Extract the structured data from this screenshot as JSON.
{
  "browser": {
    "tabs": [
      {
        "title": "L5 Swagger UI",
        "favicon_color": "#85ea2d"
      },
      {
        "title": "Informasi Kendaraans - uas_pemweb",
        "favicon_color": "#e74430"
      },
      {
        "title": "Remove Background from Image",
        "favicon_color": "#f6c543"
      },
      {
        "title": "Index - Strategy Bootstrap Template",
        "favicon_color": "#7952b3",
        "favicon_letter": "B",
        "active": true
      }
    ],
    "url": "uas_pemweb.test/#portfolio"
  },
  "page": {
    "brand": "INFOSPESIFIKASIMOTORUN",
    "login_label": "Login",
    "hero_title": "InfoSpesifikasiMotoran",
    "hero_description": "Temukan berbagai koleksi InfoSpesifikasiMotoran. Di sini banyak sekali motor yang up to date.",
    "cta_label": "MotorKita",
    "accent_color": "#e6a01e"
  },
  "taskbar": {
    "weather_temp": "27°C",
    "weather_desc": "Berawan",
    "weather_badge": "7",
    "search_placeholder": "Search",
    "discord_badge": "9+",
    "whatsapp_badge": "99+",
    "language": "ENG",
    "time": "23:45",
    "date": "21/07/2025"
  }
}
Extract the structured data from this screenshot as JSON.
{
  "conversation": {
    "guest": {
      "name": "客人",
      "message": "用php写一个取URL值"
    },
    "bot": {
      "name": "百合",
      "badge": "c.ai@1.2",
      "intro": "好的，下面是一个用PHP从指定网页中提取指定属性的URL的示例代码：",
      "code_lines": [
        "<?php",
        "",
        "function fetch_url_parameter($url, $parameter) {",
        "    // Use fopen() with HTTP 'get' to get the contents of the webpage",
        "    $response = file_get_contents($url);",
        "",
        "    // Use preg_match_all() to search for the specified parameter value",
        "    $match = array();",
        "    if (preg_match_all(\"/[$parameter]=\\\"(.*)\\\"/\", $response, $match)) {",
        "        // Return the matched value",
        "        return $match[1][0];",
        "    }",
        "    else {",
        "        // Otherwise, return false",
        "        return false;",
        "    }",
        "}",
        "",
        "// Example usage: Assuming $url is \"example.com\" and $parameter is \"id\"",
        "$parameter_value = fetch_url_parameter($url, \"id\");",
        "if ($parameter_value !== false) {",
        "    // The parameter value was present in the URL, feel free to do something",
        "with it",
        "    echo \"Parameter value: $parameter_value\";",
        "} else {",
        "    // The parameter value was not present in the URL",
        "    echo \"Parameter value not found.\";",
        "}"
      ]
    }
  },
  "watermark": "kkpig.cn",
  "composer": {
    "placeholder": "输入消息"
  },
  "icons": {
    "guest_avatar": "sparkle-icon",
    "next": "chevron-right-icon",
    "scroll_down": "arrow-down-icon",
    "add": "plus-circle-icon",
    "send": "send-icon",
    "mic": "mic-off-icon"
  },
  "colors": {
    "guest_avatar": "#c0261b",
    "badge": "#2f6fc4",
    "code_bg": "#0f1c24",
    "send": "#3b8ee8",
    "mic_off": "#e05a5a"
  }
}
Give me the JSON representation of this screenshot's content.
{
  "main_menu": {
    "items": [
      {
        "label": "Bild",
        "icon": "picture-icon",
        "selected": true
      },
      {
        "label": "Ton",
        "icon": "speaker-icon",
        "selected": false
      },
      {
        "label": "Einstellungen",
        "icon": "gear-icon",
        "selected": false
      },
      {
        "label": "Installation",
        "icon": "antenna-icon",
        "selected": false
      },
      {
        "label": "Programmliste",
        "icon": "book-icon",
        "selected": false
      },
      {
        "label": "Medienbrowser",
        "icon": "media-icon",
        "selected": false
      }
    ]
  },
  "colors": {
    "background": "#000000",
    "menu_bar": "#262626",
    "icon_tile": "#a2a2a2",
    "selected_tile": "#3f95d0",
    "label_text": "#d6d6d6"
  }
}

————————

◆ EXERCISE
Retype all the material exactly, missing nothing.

◆ THE ANSWER
Extract the structured data from this screenshot as JSON.
{
  "browser": {
    "tabs": [
      {
        "title": "L5 Swagger UI",
        "favicon_color": "#85ea2d"
      },
      {
        "title": "Informasi Kendaraans - uas_pemweb",
        "favicon_color": "#e74430"
      },
      {
        "title": "Remove Background from Image",
        "favicon_color": "#f6c543"
      },
      {
        "title": "Index - Strategy Bootstrap Template",
        "favicon_color": "#7952b3",
        "favicon_letter": "B",
        "active": true
      }
    ],
    "url": "uas_pemweb.test/#portfolio"
  },
  "page": {
    "brand": "INFOSPESIFIKASIMOTORUN",
    "login_label": "Login",
    "hero_title": "InfoSpesifikasiMotoran",
    "hero_description": "Temukan berbagai koleksi InfoSpesifikasiMotoran. Di sini banyak sekali motor yang up to date.",
    "cta_label": "MotorKita",
    "accent_color": "#e6a01e"
  },
  "taskbar": {
    "weather_temp": "27°C",
    "weather_desc": "Berawan",
    "weather_badge": "7",
    "search_placeholder": "Search",
    "discord_badge": "9+",
    "whatsapp_badge": "99+",
    "language": "ENG",
    "time": "23:45",
    "date": "21/07/2025"
  }
}
Extract the structured data from this screenshot as JSON.
{
  "conversation": {
    "guest": {
      "name": "客人",
      "message": "用php写一个取URL值"
    },
    "bot": {
      "name": "百合",
      "badge": "c.ai@1.2",
      "intro": "好的，下面是一个用PHP从指定网页中提取指定属性的URL的示例代码：",
      "code_lines": [
        "<?php",
        "",
        "function fetch_url_parameter($url, $parameter) {",
        "    // Use fopen() with HTTP 'get' to get the contents of the webpage",
        "    $response = file_get_contents($url);",
        "",
        "    // Use preg_match_all() to search for the specified parameter value",
        "    $match = array();",
        "    if (preg_match_all(\"/[$parameter]=\\\"(.*)\\\"/\", $response, $match)) {",
        "        // Return the matched value",
        "        return $match[1][0];",
        "    }",
        "    else {",
        "        // Otherwise, return false",
        "        return false;",
        "    }",
        "}",
        "",
        "// Example usage: Assuming $url is \"example.com\" and $parameter is \"id\"",
        "$parameter_value = fetch_url_parameter($url, \"id\");",
        "if ($parameter_value !== false) {",
        "    // The parameter value was present in the URL, feel free to do something",
        "with it",
        "    echo \"Parameter value: $parameter_value\";",
        "} else {",
        "    // The parameter value was not present in the URL",
        "    echo \"Parameter value not found.\";",
        "}"
      ]
    }
  },
  "watermark": "kkpig.cn",
  "composer": {
    "placeholder": "输入消息"
  },
  "icons": {
    "guest_avatar": "sparkle-icon",
    "next": "chevron-right-icon",
    "scroll_down": "arrow-down-icon",
    "add": "plus-circle-icon",
    "send": "send-icon",
    "mic": "mic-off-icon"
  },
  "colors": {
    "guest_avatar": "#c0261b",
    "badge": "#2f6fc4",
    "code_bg": "#0f1c24",
    "send": "#3b8ee8",
    "mic_off": "#e05a5a"
  }
}
Give me the JSON representation of this screenshot's content.
{
  "main_menu": {
    "items": [
      {
        "label": "Bild",
        "icon": "picture-icon",
        "selected": true
      },
      {
        "label": "Ton",
        "icon": "speaker-icon",
        "selected": false
      },
      {
        "label": "Einstellungen",
        "icon": "gear-icon",
        "selected": false
      },
      {
        "label": "Installation",
        "icon": "antenna-icon",
        "selected": false
      },
      {
        "label": "Programmliste",
        "icon": "book-icon",
        "selected": false
      },
      {
        "label": "Medienbrowser",
        "icon": "media-icon",
        "selected": false
      }
    ]
  },
  "colors": {
    "background": "#000000",
    "menu_bar": "#262626",
    "icon_tile": "#a2a2a2",
    "selected_tile": "#3f95d0",
    "label_text": "#d6d6d6"
  }
}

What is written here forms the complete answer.